**Exercise brief:** How many lines in the listing include the string "safetensors"? Reply with the number alone.

**Listed entries:**

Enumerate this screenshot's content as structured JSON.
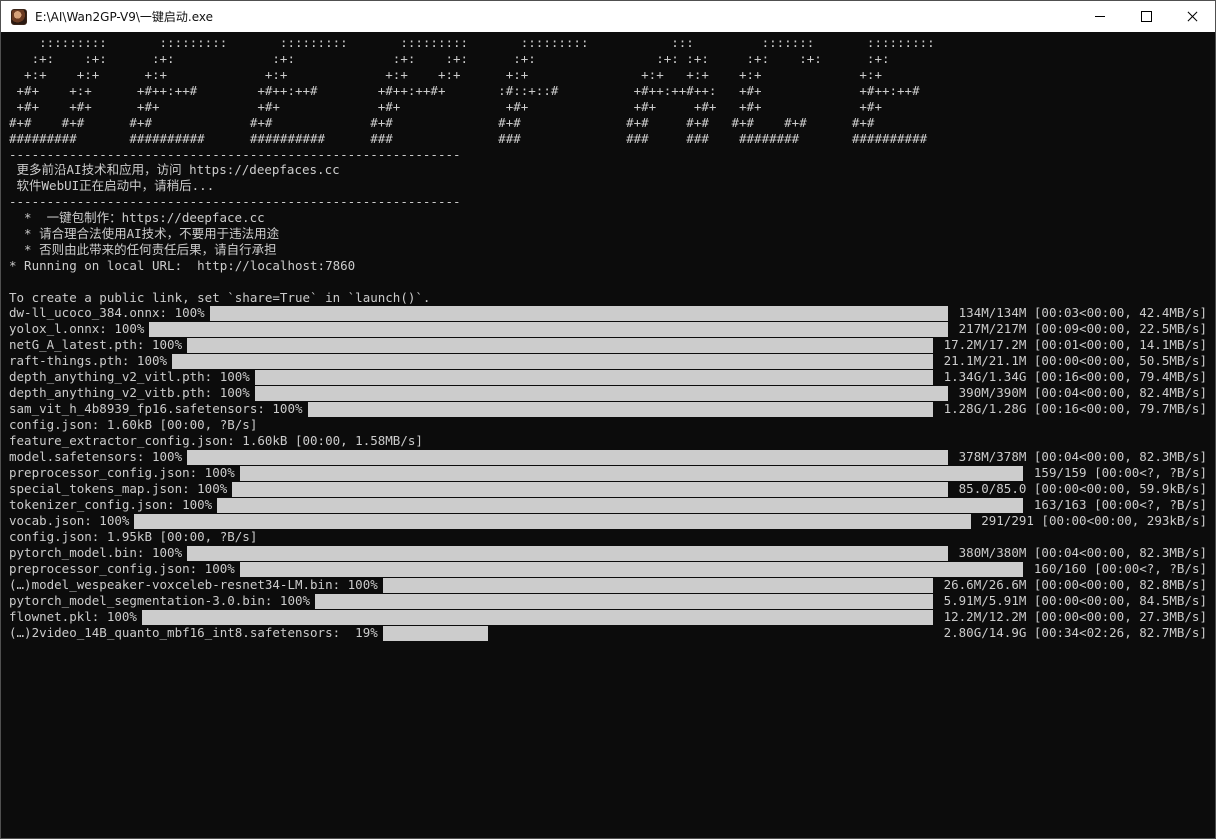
{
  "window": {
    "title": "E:\\AI\\Wan2GP-V9\\一键启动.exe"
  },
  "icons": {
    "app": "app-icon",
    "minimize": "minimize-icon",
    "maximize": "maximize-icon",
    "close": "close-icon"
  },
  "console": {
    "ascii_art": [
      "    :::::::::       :::::::::       :::::::::       :::::::::       :::::::::           :::         :::::::       :::::::::",
      "   :+:    :+:      :+:             :+:             :+:    :+:      :+:                :+: :+:     :+:    :+:      :+:",
      "  +:+    +:+      +:+             +:+             +:+    +:+      +:+               +:+   +:+    +:+             +:+",
      " +#+    +:+      +#++:++#        +#++:++#        +#++:++#+       :#::+::#          +#++:++#++:   +#+             +#++:++#",
      " +#+    +#+      +#+             +#+             +#+              +#+              +#+     +#+   +#+             +#+",
      "#+#    #+#      #+#             #+#             #+#              #+#              #+#     #+#   #+#    #+#      #+#",
      "#########       ##########      ##########      ###              ###              ###     ###    ########       ##########"
    ],
    "divider_1": "------------------------------------------------------------",
    "info_line_1": " 更多前沿AI技术和应用，访问 https://deepfaces.cc",
    "info_line_2": " 软件WebUI正在启动中，请稍后...",
    "divider_2": "------------------------------------------------------------",
    "notes": [
      "  *  一键包制作：https://deepface.cc",
      "  * 请合理合法使用AI技术，不要用于违法用途",
      "  * 否则由此带来的任何责任后果，请自行承担"
    ],
    "running_line": "* Running on local URL:  http://localhost:7860",
    "public_link_line": "To create a public link, set `share=True` in `launch()`.",
    "lines": [
      {
        "type": "bar",
        "label": "dw-ll_ucoco_384.onnx: 100%",
        "progress": 1.0,
        "stat": " 134M/134M [00:03<00:00, 42.4MB/s]"
      },
      {
        "type": "bar",
        "label": "yolox_l.onnx: 100%",
        "progress": 1.0,
        "stat": " 217M/217M [00:09<00:00, 22.5MB/s]"
      },
      {
        "type": "bar",
        "label": "netG_A_latest.pth: 100%",
        "progress": 1.0,
        "stat": " 17.2M/17.2M [00:01<00:00, 14.1MB/s]"
      },
      {
        "type": "bar",
        "label": "raft-things.pth: 100%",
        "progress": 1.0,
        "stat": " 21.1M/21.1M [00:00<00:00, 50.5MB/s]"
      },
      {
        "type": "bar",
        "label": "depth_anything_v2_vitl.pth: 100%",
        "progress": 1.0,
        "stat": " 1.34G/1.34G [00:16<00:00, 79.4MB/s]"
      },
      {
        "type": "bar",
        "label": "depth_anything_v2_vitb.pth: 100%",
        "progress": 1.0,
        "stat": " 390M/390M [00:04<00:00, 82.4MB/s]"
      },
      {
        "type": "bar",
        "label": "sam_vit_h_4b8939_fp16.safetensors: 100%",
        "progress": 1.0,
        "stat": " 1.28G/1.28G [00:16<00:00, 79.7MB/s]"
      },
      {
        "type": "text",
        "text": "config.json: 1.60kB [00:00, ?B/s]"
      },
      {
        "type": "text",
        "text": "feature_extractor_config.json: 1.60kB [00:00, 1.58MB/s]"
      },
      {
        "type": "bar",
        "label": "model.safetensors: 100%",
        "progress": 1.0,
        "stat": " 378M/378M [00:04<00:00, 82.3MB/s]"
      },
      {
        "type": "bar",
        "label": "preprocessor_config.json: 100%",
        "progress": 1.0,
        "stat": " 159/159 [00:00<?, ?B/s]"
      },
      {
        "type": "bar",
        "label": "special_tokens_map.json: 100%",
        "progress": 1.0,
        "stat": " 85.0/85.0 [00:00<00:00, 59.9kB/s]"
      },
      {
        "type": "bar",
        "label": "tokenizer_config.json: 100%",
        "progress": 1.0,
        "stat": " 163/163 [00:00<?, ?B/s]"
      },
      {
        "type": "bar",
        "label": "vocab.json: 100%",
        "progress": 1.0,
        "stat": " 291/291 [00:00<00:00, 293kB/s]"
      },
      {
        "type": "text",
        "text": "config.json: 1.95kB [00:00, ?B/s]"
      },
      {
        "type": "bar",
        "label": "pytorch_model.bin: 100%",
        "progress": 1.0,
        "stat": " 380M/380M [00:04<00:00, 82.3MB/s]"
      },
      {
        "type": "bar",
        "label": "preprocessor_config.json: 100%",
        "progress": 1.0,
        "stat": " 160/160 [00:00<?, ?B/s]"
      },
      {
        "type": "bar",
        "label": "(…)model_wespeaker-voxceleb-resnet34-LM.bin: 100%",
        "progress": 1.0,
        "stat": " 26.6M/26.6M [00:00<00:00, 82.8MB/s]"
      },
      {
        "type": "bar",
        "label": "pytorch_model_segmentation-3.0.bin: 100%",
        "progress": 1.0,
        "stat": " 5.91M/5.91M [00:00<00:00, 84.5MB/s]"
      },
      {
        "type": "bar",
        "label": "flownet.pkl: 100%",
        "progress": 1.0,
        "stat": " 12.2M/12.2M [00:00<00:00, 27.3MB/s]"
      },
      {
        "type": "bar",
        "label": "(…)2video_14B_quanto_mbf16_int8.safetensors:  19%",
        "progress": 0.19,
        "stat": " 2.80G/14.9G [00:34<02:26, 82.7MB/s]"
      }
    ]
  }
}
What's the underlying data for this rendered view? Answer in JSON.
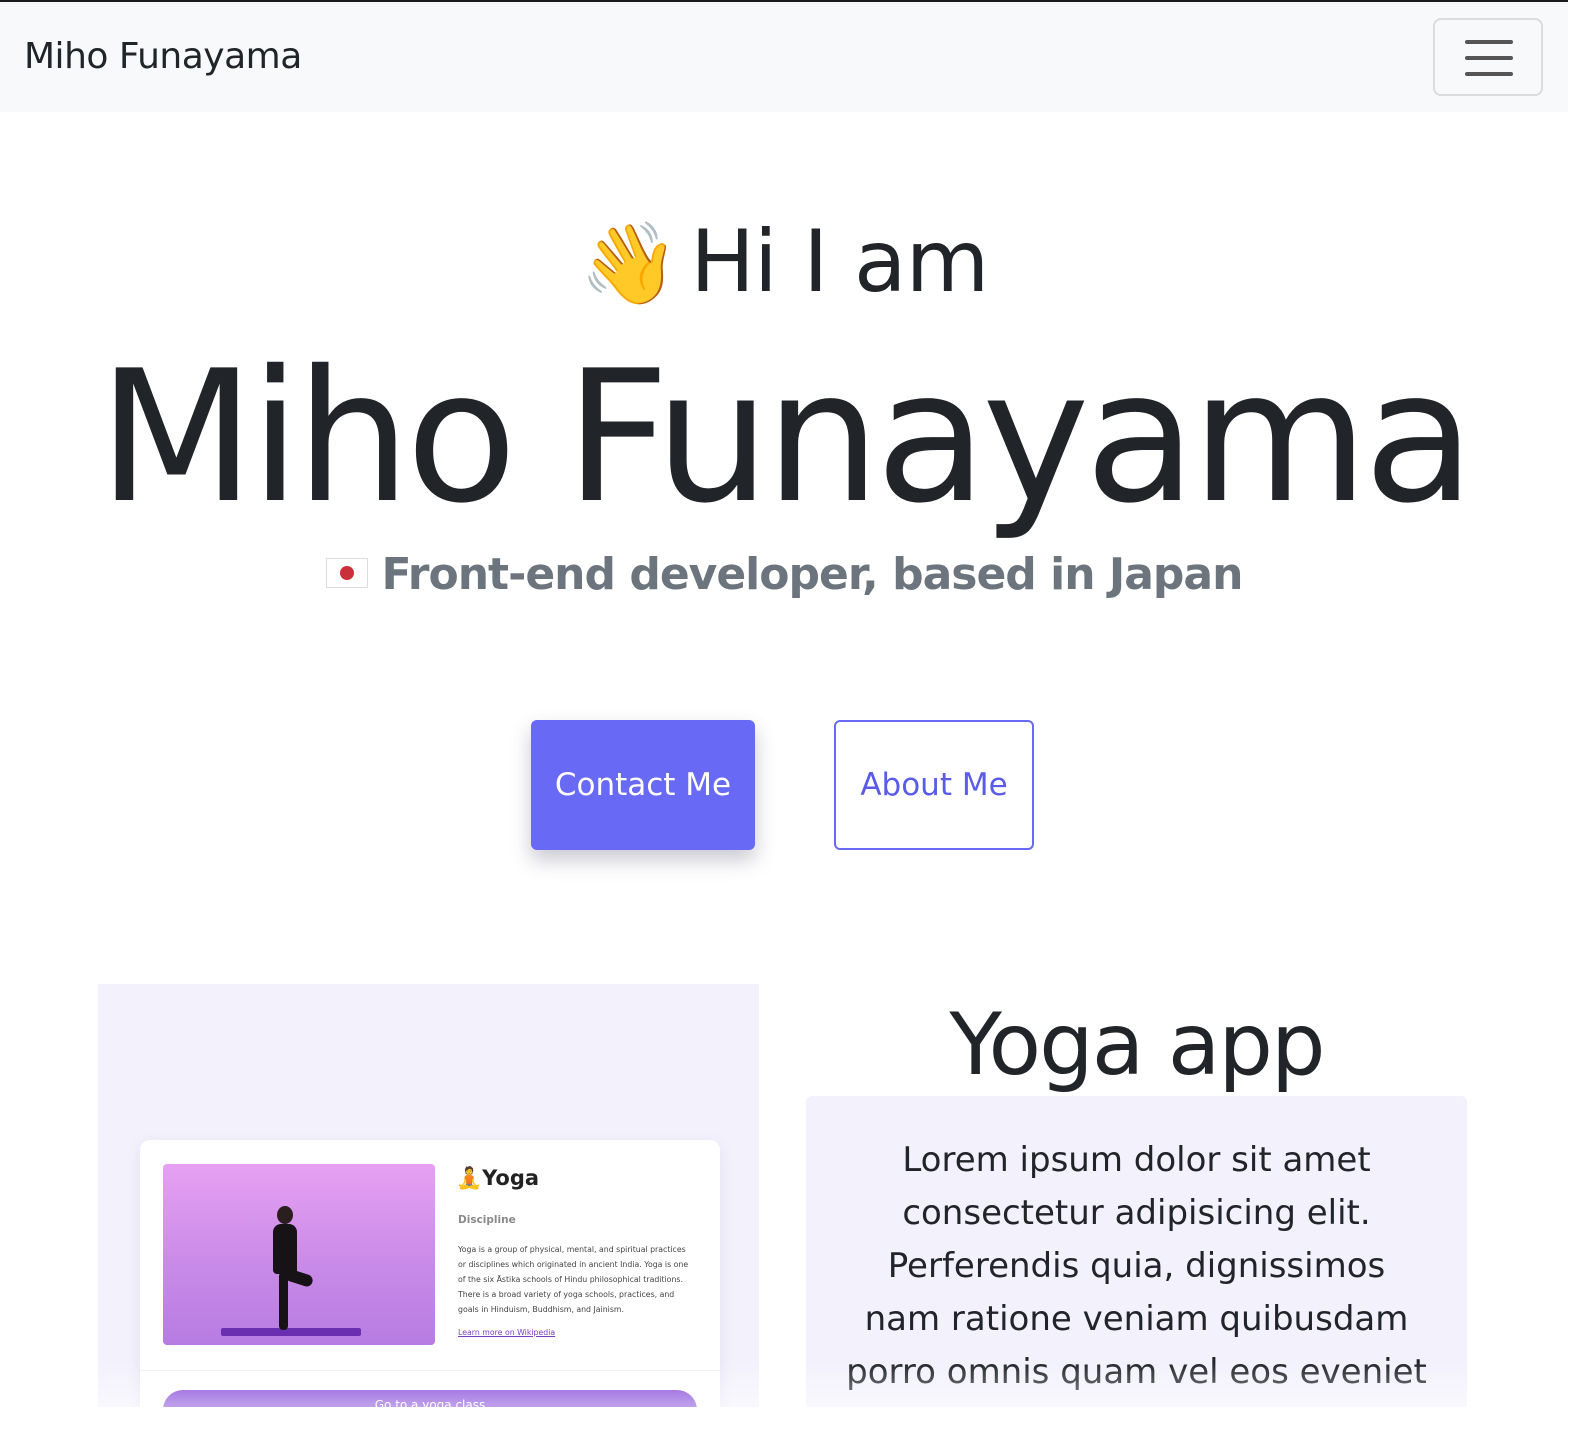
{
  "navbar": {
    "brand": "Miho Funayama",
    "toggle_icon": "hamburger-icon"
  },
  "hero": {
    "greeting_emoji": "👋",
    "greeting": "Hi I am",
    "name": "Miho Funayama",
    "flag_icon": "japan-flag-icon",
    "subtitle": "Front-end developer, based in Japan",
    "contact_button": "Contact Me",
    "about_button": "About Me"
  },
  "project": {
    "title": "Yoga app",
    "description": "Lorem ipsum dolor sit amet consectetur adipisicing elit. Perferendis quia, dignissimos nam ratione veniam quibusdam porro omnis quam vel eos eveniet alias",
    "screenshot": {
      "title_emoji": "🧘",
      "title": "Yoga",
      "label": "Discipline",
      "text": "Yoga is a group of physical, mental, and spiritual practices or disciplines which originated in ancient India. Yoga is one of the six Āstika schools of Hindu philosophical traditions. There is a broad variety of yoga schools, practices, and goals in Hinduism, Buddhism, and Jainism.",
      "link": "Learn more on Wikipedia",
      "button": "Go to a yoga class"
    }
  },
  "colors": {
    "accent": "#6869f5",
    "navbar_bg": "#f8f9fa",
    "panel_bg": "#f3f1fc",
    "muted_text": "#6c757d"
  }
}
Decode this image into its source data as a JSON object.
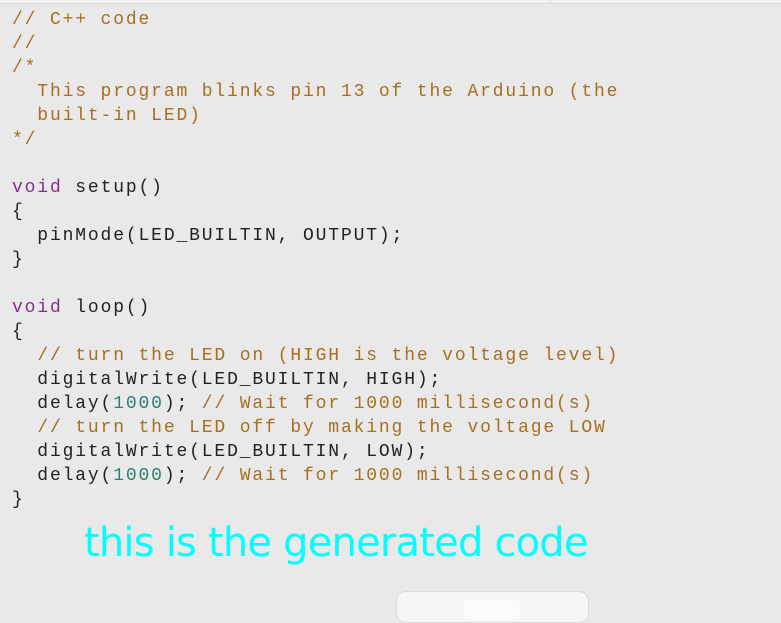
{
  "editor": {
    "language_comment": "// C++ code",
    "lines": [
      [
        {
          "t": "// C++ code",
          "c": "cmt"
        }
      ],
      [
        {
          "t": "//",
          "c": "cmt"
        }
      ],
      [
        {
          "t": "/*",
          "c": "cmt"
        }
      ],
      [
        {
          "t": "  This program blinks pin 13 of the Arduino (the",
          "c": "cmt"
        }
      ],
      [
        {
          "t": "  built-in LED)",
          "c": "cmt"
        }
      ],
      [
        {
          "t": "*/",
          "c": "cmt"
        }
      ],
      [],
      [
        {
          "t": "void",
          "c": "kw"
        },
        {
          "t": " setup()",
          "c": "plain"
        }
      ],
      [
        {
          "t": "{",
          "c": "plain"
        }
      ],
      [
        {
          "t": "  pinMode(LED_BUILTIN, OUTPUT);",
          "c": "plain"
        }
      ],
      [
        {
          "t": "}",
          "c": "plain"
        }
      ],
      [],
      [
        {
          "t": "void",
          "c": "kw"
        },
        {
          "t": " loop()",
          "c": "plain"
        }
      ],
      [
        {
          "t": "{",
          "c": "plain"
        }
      ],
      [
        {
          "t": "  ",
          "c": "plain"
        },
        {
          "t": "// turn the LED on (HIGH is the voltage level)",
          "c": "cmt"
        }
      ],
      [
        {
          "t": "  digitalWrite(LED_BUILTIN, HIGH);",
          "c": "plain"
        }
      ],
      [
        {
          "t": "  delay(",
          "c": "plain"
        },
        {
          "t": "1000",
          "c": "num"
        },
        {
          "t": "); ",
          "c": "plain"
        },
        {
          "t": "// Wait for 1000 millisecond(s)",
          "c": "cmt"
        }
      ],
      [
        {
          "t": "  ",
          "c": "plain"
        },
        {
          "t": "// turn the LED off by making the voltage LOW",
          "c": "cmt"
        }
      ],
      [
        {
          "t": "  digitalWrite(LED_BUILTIN, LOW);",
          "c": "plain"
        }
      ],
      [
        {
          "t": "  delay(",
          "c": "plain"
        },
        {
          "t": "1000",
          "c": "num"
        },
        {
          "t": "); ",
          "c": "plain"
        },
        {
          "t": "// Wait for 1000 millisecond(s)",
          "c": "cmt"
        }
      ],
      [
        {
          "t": "}",
          "c": "plain"
        }
      ]
    ]
  },
  "caption": "this is the generated code",
  "colors": {
    "comment": "#a86f1e",
    "keyword": "#8a2d91",
    "number": "#2e7d76",
    "caption": "#00ffff",
    "background": "#e9e9e9"
  }
}
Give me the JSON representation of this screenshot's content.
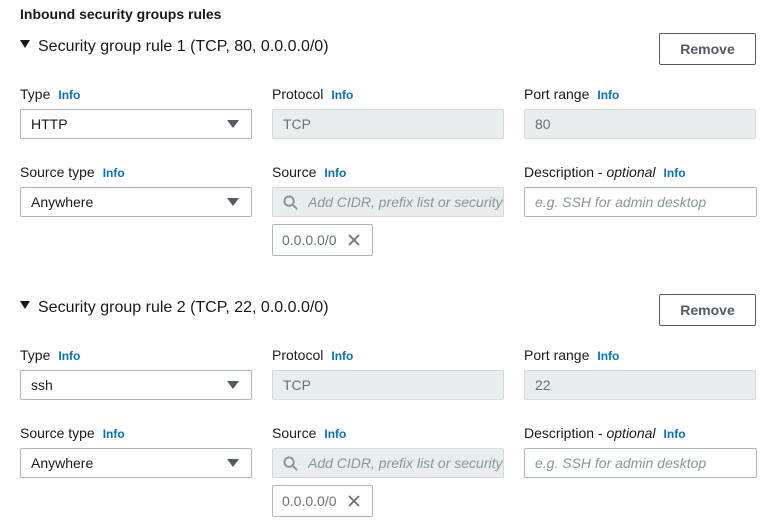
{
  "section": {
    "title": "Inbound security groups rules"
  },
  "labels": {
    "type": "Type",
    "protocol": "Protocol",
    "port_range": "Port range",
    "source_type": "Source type",
    "source": "Source",
    "description": "Description -",
    "optional": "optional",
    "info": "Info",
    "remove": "Remove"
  },
  "rules": [
    {
      "title": "Security group rule 1 (TCP, 80, 0.0.0.0/0)",
      "type_value": "HTTP",
      "protocol_value": "TCP",
      "port_range_value": "80",
      "source_type_value": "Anywhere",
      "source_placeholder": "Add CIDR, prefix list or security group",
      "source_token": "0.0.0.0/0",
      "description_placeholder": "e.g. SSH for admin desktop",
      "description_value": ""
    },
    {
      "title": "Security group rule 2 (TCP, 22, 0.0.0.0/0)",
      "type_value": "ssh",
      "protocol_value": "TCP",
      "port_range_value": "22",
      "source_type_value": "Anywhere",
      "source_placeholder": "Add CIDR, prefix list or security group",
      "source_token": "0.0.0.0/0",
      "description_placeholder": "e.g. SSH for admin desktop",
      "description_value": ""
    }
  ],
  "icons": {
    "expand": "caret-down-icon",
    "dropdown": "chevron-down-icon",
    "search": "search-icon",
    "remove_token": "close-icon"
  },
  "colors": {
    "link": "#0073bb",
    "text": "#16191f",
    "muted_text": "#687078",
    "disabled_bg": "#eaeded",
    "border": "#aab7b8"
  }
}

**Exercise answer:** 3